*** Begin section ***

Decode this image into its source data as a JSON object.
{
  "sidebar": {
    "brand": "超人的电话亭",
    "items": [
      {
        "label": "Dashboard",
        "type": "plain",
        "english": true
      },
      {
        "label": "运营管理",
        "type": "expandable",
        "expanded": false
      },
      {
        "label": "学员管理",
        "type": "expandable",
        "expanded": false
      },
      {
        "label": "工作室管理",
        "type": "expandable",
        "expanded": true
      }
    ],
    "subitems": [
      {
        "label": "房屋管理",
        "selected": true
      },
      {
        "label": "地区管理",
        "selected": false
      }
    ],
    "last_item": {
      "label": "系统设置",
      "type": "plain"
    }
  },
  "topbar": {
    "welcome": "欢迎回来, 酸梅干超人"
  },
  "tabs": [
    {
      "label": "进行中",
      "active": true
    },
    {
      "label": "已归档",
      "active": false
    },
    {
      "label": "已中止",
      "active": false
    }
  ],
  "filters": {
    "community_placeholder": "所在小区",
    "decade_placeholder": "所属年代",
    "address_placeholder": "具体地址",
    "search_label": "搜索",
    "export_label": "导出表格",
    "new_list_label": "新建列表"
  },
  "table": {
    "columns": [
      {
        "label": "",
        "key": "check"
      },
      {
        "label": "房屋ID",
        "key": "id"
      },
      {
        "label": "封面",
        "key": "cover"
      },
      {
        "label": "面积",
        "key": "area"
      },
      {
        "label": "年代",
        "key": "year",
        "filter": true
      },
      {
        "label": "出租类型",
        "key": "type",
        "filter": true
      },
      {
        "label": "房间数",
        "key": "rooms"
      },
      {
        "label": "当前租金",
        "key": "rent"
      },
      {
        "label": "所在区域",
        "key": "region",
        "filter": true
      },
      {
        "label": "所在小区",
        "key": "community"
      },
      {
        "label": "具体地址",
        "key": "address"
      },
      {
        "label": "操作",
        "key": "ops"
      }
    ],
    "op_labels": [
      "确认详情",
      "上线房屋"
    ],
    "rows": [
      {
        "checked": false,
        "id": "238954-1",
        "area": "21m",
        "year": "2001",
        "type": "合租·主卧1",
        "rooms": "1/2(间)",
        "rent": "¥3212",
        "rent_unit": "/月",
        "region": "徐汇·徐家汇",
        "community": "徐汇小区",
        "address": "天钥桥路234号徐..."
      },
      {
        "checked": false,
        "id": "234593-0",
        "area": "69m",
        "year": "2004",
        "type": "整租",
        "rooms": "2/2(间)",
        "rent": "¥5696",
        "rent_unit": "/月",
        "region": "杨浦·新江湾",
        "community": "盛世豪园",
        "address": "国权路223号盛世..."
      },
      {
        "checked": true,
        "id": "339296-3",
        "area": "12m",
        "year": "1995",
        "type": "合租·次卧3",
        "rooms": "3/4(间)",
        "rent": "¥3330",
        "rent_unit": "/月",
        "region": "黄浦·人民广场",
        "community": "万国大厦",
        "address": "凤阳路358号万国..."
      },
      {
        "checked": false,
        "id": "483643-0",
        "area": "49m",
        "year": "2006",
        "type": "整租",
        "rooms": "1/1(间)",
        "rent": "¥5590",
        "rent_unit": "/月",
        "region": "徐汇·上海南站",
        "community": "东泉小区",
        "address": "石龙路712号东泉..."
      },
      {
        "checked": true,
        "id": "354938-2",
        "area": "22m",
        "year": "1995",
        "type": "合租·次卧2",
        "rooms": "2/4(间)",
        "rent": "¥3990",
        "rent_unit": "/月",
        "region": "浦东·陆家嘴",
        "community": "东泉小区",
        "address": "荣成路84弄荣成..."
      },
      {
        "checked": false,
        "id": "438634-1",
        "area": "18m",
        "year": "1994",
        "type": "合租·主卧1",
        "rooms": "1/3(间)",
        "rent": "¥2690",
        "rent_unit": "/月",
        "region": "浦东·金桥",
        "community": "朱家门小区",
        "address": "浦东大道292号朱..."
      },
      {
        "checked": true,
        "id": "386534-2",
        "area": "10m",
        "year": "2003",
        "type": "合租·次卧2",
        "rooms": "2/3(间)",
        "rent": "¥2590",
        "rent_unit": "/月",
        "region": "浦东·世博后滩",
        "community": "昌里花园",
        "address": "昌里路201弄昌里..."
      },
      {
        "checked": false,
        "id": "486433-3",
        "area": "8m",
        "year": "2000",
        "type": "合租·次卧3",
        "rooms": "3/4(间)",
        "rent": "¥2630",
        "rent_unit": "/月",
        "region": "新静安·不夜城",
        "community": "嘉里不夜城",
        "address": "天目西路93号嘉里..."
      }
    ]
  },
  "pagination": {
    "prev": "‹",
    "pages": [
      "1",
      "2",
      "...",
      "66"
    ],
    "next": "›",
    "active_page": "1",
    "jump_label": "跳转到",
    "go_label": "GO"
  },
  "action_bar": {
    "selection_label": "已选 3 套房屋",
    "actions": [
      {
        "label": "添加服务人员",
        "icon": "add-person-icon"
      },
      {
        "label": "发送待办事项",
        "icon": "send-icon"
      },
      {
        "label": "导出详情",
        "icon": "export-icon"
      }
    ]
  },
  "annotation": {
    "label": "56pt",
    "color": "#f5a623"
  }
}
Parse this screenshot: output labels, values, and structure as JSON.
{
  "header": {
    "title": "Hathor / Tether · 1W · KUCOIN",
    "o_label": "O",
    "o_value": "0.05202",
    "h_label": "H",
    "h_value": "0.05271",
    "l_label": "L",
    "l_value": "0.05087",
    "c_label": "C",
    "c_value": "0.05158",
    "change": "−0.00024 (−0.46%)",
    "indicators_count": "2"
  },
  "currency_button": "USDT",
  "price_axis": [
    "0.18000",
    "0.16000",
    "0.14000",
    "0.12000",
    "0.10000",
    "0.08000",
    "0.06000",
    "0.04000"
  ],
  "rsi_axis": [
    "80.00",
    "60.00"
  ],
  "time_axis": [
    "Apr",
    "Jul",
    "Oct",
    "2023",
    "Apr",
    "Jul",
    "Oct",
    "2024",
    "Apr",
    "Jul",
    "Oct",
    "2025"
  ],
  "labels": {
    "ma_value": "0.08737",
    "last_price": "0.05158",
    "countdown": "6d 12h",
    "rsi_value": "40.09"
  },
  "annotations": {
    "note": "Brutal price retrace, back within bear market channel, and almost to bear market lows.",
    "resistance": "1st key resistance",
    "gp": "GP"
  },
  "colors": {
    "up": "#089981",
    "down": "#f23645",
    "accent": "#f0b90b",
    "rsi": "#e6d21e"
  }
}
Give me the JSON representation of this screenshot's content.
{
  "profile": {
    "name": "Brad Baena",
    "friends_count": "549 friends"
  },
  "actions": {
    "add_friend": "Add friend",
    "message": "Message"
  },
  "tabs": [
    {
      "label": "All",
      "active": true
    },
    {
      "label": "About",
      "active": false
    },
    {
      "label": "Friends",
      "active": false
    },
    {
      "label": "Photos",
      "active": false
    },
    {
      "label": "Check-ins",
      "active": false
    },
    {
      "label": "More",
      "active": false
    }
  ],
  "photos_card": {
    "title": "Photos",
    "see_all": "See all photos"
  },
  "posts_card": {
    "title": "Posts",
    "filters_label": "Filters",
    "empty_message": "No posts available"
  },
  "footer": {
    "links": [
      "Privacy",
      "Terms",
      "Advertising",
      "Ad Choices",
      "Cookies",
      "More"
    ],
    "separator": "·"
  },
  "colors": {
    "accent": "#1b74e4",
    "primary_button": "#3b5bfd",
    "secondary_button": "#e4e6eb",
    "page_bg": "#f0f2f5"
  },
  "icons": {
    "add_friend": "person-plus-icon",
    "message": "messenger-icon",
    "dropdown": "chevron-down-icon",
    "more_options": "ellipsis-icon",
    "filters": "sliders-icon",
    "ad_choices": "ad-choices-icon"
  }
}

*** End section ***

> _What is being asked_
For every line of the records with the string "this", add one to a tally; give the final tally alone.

> _Output of the exercise_
3